— Records —
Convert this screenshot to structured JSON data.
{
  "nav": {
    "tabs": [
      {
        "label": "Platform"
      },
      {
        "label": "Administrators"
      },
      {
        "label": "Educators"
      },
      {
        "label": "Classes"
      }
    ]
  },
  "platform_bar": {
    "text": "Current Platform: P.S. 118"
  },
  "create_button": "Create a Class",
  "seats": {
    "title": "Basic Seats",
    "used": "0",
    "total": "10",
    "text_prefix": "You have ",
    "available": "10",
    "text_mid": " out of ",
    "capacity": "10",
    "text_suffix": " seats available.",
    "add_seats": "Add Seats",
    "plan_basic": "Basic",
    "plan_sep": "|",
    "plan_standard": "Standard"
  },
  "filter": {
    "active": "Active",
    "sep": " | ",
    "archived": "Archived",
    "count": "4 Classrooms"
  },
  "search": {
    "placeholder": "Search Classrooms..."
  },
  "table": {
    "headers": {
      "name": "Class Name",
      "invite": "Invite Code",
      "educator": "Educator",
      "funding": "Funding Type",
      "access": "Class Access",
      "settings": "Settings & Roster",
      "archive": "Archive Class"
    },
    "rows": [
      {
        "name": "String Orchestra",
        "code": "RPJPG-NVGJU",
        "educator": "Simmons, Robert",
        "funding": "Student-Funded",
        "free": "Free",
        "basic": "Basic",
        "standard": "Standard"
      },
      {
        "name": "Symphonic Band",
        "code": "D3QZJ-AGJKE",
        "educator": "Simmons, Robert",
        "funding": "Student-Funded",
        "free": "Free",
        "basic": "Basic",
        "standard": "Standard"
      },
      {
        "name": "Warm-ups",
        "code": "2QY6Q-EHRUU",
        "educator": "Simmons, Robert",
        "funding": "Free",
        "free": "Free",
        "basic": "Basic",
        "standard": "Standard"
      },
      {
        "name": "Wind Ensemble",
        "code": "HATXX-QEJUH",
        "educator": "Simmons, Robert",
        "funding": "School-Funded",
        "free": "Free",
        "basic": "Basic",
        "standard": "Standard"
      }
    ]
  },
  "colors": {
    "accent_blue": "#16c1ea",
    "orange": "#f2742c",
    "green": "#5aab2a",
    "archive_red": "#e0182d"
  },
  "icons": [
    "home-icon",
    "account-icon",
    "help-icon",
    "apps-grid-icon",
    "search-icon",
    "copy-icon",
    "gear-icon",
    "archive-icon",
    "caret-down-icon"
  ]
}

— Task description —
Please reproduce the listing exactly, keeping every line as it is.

— Response —
Convert this screenshot to structured JSON data.
{
  "nav": {
    "tabs": [
      {
        "label": "Platform"
      },
      {
        "label": "Administrators"
      },
      {
        "label": "Educators"
      },
      {
        "label": "Classes"
      }
    ]
  },
  "platform_bar": {
    "text": "Current Platform: P.S. 118"
  },
  "create_button": "Create a Class",
  "seats": {
    "title": "Basic Seats",
    "used": "0",
    "total": "10",
    "text_prefix": "You have ",
    "available": "10",
    "text_mid": " out of ",
    "capacity": "10",
    "text_suffix": " seats available.",
    "add_seats": "Add Seats",
    "plan_basic": "Basic",
    "plan_sep": "|",
    "plan_standard": "Standard"
  },
  "filter": {
    "active": "Active",
    "sep": " | ",
    "archived": "Archived",
    "count": "4 Classrooms"
  },
  "search": {
    "placeholder": "Search Classrooms..."
  },
  "table": {
    "headers": {
      "name": "Class Name",
      "invite": "Invite Code",
      "educator": "Educator",
      "funding": "Funding Type",
      "access": "Class Access",
      "settings": "Settings & Roster",
      "archive": "Archive Class"
    },
    "rows": [
      {
        "name": "String Orchestra",
        "code": "RPJPG-NVGJU",
        "educator": "Simmons, Robert",
        "funding": "Student-Funded",
        "free": "Free",
        "basic": "Basic",
        "standard": "Standard"
      },
      {
        "name": "Symphonic Band",
        "code": "D3QZJ-AGJKE",
        "educator": "Simmons, Robert",
        "funding": "Student-Funded",
        "free": "Free",
        "basic": "Basic",
        "standard": "Standard"
      },
      {
        "name": "Warm-ups",
        "code": "2QY6Q-EHRUU",
        "educator": "Simmons, Robert",
        "funding": "Free",
        "free": "Free",
        "basic": "Basic",
        "standard": "Standard"
      },
      {
        "name": "Wind Ensemble",
        "code": "HATXX-QEJUH",
        "educator": "Simmons, Robert",
        "funding": "School-Funded",
        "free": "Free",
        "basic": "Basic",
        "standard": "Standard"
      }
    ]
  },
  "colors": {
    "accent_blue": "#16c1ea",
    "orange": "#f2742c",
    "green": "#5aab2a",
    "archive_red": "#e0182d"
  },
  "icons": [
    "home-icon",
    "account-icon",
    "help-icon",
    "apps-grid-icon",
    "search-icon",
    "copy-icon",
    "gear-icon",
    "archive-icon",
    "caret-down-icon"
  ]
}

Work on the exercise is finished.